What is expected |
Every record should be written out exactly, with the pictures left out.

(Records contained in a dataset)
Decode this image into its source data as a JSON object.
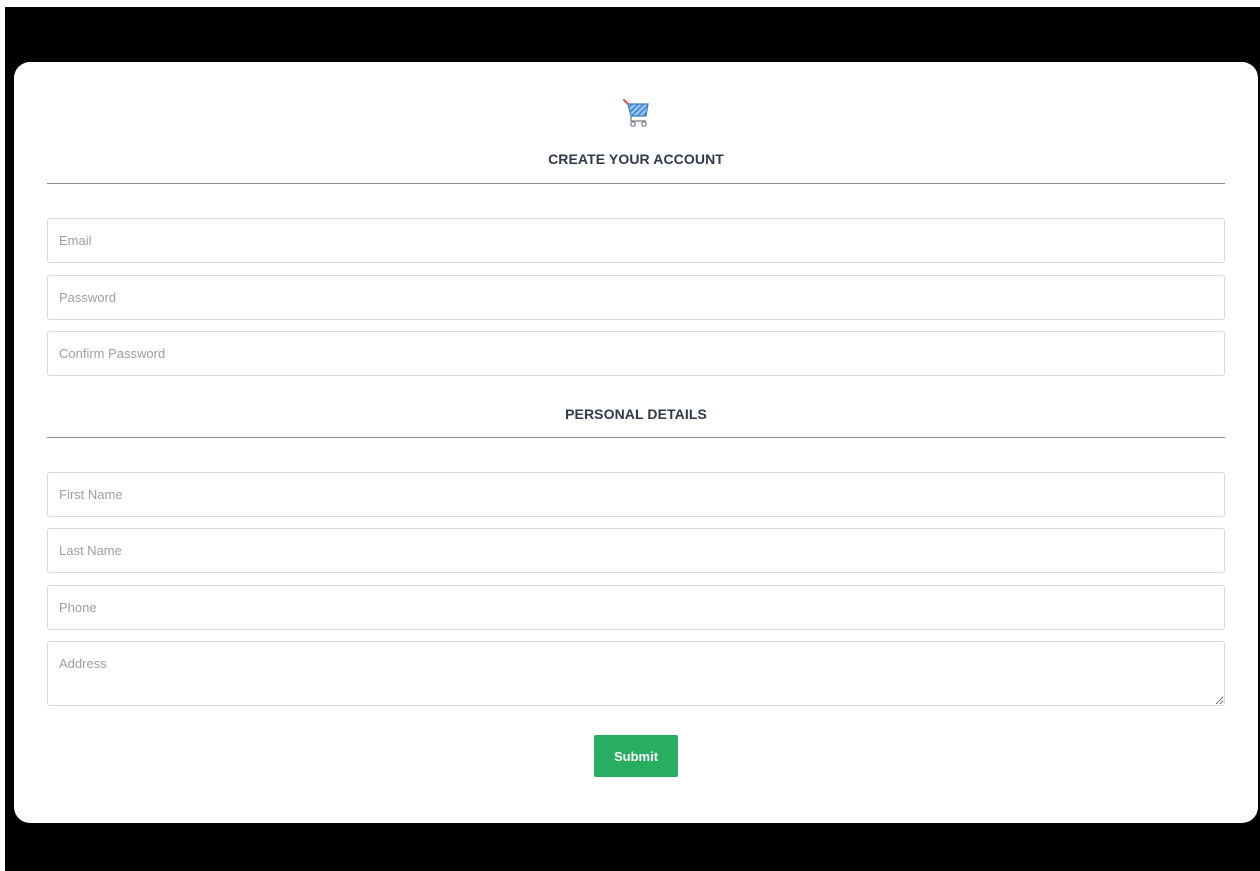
{
  "colors": {
    "page_background": "#000000",
    "card_background": "#ffffff",
    "heading_text": "#2f3a48",
    "placeholder_text": "#9a9fa4",
    "input_border": "#d6d9dc",
    "divider": "#8a8f94",
    "submit_background": "#27ae60",
    "submit_text": "#ffffff",
    "cart_body": "#4a90d9",
    "cart_handle": "#e74c3c"
  },
  "logo": {
    "icon": "shopping-cart-icon"
  },
  "account_section": {
    "title": "CREATE YOUR ACCOUNT",
    "email": {
      "placeholder": "Email",
      "value": ""
    },
    "password": {
      "placeholder": "Password",
      "value": ""
    },
    "confirm_password": {
      "placeholder": "Confirm Password",
      "value": ""
    }
  },
  "personal_section": {
    "title": "PERSONAL DETAILS",
    "first_name": {
      "placeholder": "First Name",
      "value": ""
    },
    "last_name": {
      "placeholder": "Last Name",
      "value": ""
    },
    "phone": {
      "placeholder": "Phone",
      "value": ""
    },
    "address": {
      "placeholder": "Address",
      "value": ""
    }
  },
  "actions": {
    "submit_label": "Submit"
  }
}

Solution to the problem |
Decode this image into its source data as a JSON object.
{
  "colors": {
    "page_background": "#000000",
    "card_background": "#ffffff",
    "heading_text": "#2f3a48",
    "placeholder_text": "#9a9fa4",
    "input_border": "#d6d9dc",
    "divider": "#8a8f94",
    "submit_background": "#27ae60",
    "submit_text": "#ffffff",
    "cart_body": "#4a90d9",
    "cart_handle": "#e74c3c"
  },
  "logo": {
    "icon": "shopping-cart-icon"
  },
  "account_section": {
    "title": "CREATE YOUR ACCOUNT",
    "email": {
      "placeholder": "Email",
      "value": ""
    },
    "password": {
      "placeholder": "Password",
      "value": ""
    },
    "confirm_password": {
      "placeholder": "Confirm Password",
      "value": ""
    }
  },
  "personal_section": {
    "title": "PERSONAL DETAILS",
    "first_name": {
      "placeholder": "First Name",
      "value": ""
    },
    "last_name": {
      "placeholder": "Last Name",
      "value": ""
    },
    "phone": {
      "placeholder": "Phone",
      "value": ""
    },
    "address": {
      "placeholder": "Address",
      "value": ""
    }
  },
  "actions": {
    "submit_label": "Submit"
  }
}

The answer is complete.